### Exercise objective
Please copy out every line of the listing below in which the word "icon" appears.

### Task input
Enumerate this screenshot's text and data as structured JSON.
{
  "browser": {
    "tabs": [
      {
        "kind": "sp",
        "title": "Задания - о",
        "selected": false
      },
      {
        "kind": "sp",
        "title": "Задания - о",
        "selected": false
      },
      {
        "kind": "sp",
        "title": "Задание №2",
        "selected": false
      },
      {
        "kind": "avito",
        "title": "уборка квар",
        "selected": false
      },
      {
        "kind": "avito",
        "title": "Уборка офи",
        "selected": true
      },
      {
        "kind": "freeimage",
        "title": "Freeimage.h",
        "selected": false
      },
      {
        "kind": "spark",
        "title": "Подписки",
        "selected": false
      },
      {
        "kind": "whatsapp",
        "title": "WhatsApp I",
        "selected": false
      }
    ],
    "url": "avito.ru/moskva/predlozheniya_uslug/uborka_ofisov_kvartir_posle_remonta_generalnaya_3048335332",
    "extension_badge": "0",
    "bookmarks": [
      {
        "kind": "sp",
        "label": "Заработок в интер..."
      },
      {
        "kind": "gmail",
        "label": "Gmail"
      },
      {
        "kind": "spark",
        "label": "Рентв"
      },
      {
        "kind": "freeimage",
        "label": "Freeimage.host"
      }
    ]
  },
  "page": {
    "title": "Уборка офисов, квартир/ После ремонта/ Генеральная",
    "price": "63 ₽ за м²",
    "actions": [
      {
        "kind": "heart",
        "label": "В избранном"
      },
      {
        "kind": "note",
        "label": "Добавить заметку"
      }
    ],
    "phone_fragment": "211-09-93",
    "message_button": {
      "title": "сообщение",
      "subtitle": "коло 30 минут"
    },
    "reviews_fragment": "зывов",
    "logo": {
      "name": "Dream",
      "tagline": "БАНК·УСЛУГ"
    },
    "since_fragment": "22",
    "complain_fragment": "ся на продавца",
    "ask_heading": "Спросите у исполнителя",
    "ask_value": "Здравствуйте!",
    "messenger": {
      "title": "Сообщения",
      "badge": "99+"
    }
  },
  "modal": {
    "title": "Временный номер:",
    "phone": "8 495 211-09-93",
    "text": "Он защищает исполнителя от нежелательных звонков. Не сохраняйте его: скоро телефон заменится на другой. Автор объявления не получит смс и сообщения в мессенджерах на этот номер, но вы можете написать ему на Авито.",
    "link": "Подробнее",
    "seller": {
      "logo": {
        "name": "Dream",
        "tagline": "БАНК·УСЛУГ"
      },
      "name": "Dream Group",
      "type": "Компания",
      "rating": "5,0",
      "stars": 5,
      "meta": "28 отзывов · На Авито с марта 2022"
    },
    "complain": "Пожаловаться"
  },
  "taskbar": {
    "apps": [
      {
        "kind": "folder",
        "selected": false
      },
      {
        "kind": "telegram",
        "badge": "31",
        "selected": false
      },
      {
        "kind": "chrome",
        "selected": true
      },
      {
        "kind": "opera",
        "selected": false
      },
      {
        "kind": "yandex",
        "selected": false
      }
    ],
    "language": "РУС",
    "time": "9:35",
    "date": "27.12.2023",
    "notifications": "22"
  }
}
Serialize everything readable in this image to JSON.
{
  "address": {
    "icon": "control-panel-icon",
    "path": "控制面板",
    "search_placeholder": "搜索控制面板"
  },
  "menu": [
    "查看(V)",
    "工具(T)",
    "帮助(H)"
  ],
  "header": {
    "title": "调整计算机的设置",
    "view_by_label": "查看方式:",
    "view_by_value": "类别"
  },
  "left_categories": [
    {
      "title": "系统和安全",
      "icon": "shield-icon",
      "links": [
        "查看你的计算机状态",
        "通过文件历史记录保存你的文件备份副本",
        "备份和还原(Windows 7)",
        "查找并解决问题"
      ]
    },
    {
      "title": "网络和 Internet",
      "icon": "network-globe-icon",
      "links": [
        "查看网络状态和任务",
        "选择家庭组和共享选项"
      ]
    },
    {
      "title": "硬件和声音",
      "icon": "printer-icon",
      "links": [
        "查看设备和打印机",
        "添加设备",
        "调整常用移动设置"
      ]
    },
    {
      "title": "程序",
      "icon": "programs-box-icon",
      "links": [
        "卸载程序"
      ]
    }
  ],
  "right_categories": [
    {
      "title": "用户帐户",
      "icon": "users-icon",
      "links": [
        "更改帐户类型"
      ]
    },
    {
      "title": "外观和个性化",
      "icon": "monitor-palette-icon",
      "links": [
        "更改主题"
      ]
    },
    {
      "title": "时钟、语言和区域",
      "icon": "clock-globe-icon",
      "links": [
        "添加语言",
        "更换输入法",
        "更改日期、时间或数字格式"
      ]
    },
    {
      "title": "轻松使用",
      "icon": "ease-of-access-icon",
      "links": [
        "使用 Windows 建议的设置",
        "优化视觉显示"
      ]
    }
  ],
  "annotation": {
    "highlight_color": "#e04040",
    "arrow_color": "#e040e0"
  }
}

### Response area
    "icon": "control-panel-icon",
      "icon": "shield-icon",
      "icon": "network-globe-icon",
      "icon": "printer-icon",
      "icon": "programs-box-icon",
      "icon": "users-icon",
      "icon": "monitor-palette-icon",
      "icon": "clock-globe-icon",
      "icon": "ease-of-access-icon",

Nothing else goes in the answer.